Sunday, 3 May 2015

1795 Men's Suit Project - Breeches

Pattern: Margot Hill, The Evolution of Fashion.
Fabric: Artificial micro-suede, apparel weight.

Final Size: 33" waist. *As is from the book pattern. I made no alterations to size.

 The pattern is cut on the cross to give mild stretch in the legs. There is no inside seam, of course. This makes size grading a bit funny, but not terribly difficult.

 The frustrating thing about this pattern, however, if that the leg piece measures 31" across, meaning that even with a sound 60" wide fabric you won't be able to fit the piece on a typical selvage to selvage fold. This results in rather a lot of fabric waste. You'll end up having to buy 2.5 yard to get the necessary width, but will be left with quite a bit.

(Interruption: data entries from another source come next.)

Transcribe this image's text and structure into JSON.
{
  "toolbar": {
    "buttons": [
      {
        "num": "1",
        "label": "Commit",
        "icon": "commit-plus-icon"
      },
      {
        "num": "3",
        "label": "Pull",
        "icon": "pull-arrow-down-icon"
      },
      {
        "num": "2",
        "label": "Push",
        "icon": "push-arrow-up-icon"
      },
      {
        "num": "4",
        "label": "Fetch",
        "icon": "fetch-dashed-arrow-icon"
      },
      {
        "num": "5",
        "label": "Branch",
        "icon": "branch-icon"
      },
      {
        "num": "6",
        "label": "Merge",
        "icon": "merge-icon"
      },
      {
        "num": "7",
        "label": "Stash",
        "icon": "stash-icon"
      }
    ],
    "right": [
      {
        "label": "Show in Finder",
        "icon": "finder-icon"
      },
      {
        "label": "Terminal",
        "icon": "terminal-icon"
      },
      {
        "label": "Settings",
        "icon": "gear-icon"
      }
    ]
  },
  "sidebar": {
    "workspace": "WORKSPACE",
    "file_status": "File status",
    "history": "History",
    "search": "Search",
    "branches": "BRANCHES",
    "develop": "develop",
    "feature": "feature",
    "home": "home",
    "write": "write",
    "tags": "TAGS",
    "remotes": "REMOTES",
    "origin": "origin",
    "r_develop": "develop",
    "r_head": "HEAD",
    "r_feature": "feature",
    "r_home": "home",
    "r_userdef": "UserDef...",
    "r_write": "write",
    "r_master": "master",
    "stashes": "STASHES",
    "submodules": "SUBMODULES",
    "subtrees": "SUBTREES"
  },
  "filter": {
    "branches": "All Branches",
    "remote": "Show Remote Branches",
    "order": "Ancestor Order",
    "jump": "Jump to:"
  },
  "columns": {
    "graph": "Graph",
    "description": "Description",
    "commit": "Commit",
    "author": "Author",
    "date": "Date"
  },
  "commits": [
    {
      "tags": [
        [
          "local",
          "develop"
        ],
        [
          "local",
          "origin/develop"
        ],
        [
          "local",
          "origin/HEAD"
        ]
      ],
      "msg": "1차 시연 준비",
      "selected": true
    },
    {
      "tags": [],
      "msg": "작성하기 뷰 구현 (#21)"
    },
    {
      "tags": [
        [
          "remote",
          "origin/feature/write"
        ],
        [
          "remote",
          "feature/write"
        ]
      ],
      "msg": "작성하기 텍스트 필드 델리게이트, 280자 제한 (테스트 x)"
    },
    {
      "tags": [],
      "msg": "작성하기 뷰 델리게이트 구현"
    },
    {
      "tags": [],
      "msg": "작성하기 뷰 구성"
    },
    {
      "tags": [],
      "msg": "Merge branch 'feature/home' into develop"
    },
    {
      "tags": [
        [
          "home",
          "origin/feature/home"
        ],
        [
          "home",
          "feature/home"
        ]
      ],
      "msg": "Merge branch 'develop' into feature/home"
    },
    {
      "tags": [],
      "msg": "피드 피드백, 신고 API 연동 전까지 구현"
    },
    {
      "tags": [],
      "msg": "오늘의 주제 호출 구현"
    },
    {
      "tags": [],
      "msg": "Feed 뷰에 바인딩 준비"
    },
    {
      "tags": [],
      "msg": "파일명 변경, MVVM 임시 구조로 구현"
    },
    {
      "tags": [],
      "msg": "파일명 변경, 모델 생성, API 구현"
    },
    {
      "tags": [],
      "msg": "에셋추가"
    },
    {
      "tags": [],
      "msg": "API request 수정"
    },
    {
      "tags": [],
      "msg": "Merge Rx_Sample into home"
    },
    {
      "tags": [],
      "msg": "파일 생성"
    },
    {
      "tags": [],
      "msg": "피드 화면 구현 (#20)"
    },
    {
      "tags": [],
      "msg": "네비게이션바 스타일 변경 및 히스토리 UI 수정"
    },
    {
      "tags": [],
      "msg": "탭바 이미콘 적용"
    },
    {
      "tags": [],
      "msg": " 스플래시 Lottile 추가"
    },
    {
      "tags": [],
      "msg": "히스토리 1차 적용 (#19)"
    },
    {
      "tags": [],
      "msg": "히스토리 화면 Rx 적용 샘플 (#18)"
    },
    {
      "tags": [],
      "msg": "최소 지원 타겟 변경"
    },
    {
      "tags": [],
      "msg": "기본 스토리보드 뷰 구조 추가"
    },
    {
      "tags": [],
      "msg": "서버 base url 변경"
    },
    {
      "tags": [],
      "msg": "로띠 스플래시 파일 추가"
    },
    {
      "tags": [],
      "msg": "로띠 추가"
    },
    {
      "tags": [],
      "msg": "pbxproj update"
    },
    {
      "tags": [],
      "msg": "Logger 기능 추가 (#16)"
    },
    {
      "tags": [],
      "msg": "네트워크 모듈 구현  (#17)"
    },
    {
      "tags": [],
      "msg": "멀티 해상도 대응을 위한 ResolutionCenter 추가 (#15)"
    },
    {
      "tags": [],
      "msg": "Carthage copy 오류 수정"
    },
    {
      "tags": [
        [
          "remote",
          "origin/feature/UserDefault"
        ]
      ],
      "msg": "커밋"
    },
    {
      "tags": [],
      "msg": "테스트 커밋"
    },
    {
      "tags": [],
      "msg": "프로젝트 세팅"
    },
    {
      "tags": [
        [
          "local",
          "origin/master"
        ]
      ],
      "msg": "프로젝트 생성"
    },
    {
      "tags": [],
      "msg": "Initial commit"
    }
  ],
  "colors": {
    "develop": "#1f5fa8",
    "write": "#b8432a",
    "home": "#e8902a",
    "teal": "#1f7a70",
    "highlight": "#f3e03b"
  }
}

Above are the pieces for the waistband, knee band, and front fly. The waistband is quite thick, 3", with plenty of room to add welted pockets.

If you already know how to make fall front trousers and breeches, there is really nothing special here. The pattern follows the usual line. I, however, did not know how to make them when I started so it was all knew to me.

I started by just sewing the legs together at the center seam, then did the outside seam of each leg. at that point, you have to cut the front flap open according to the lines on the pattern:

Before I started making these breeches, I had learned just the week prior how to make a "gauntlet" style cuff placket [Tutorial here]. Because of that, finishing the edges of the fall that I had just slit proved quite easy. Of course, the Hill book does not come with construction instructions, so having learned this ahead of time was convenient.

But before the plackets on the fall, I had to do the fly. It's basically two triangular pieces that meet under the front fall and button together to close the breeches. Below you see one side of the fly pissing to the slit where I will stitch it. I chose to do the fly pieces double sided, but I often saw them as a single pieces with edges just turned. It depends on how strong your fabric is.

Below I have the "gauntlet" placket pinned so that I can whip-stitch it on the other side. I am terrible at writing tutorials, so if you are unfamiliar with the details of the gauntlet placket, refer to the tutorial I linked above.

Above is the front fall, all bound and top stiched =)

Blow you will see the work I did for the knee band and placket. It's a pretty typical tab placket construction. I hand stitching the channels on the knee band and covered the buttons by hand (not the metal back covering kits).

And finally COMPLETE! =)

 The buttons that you can see while closed are burnished brass, engraved with a coat of arms. The other buttons are just mother-of-pearl, with the rough side turned out.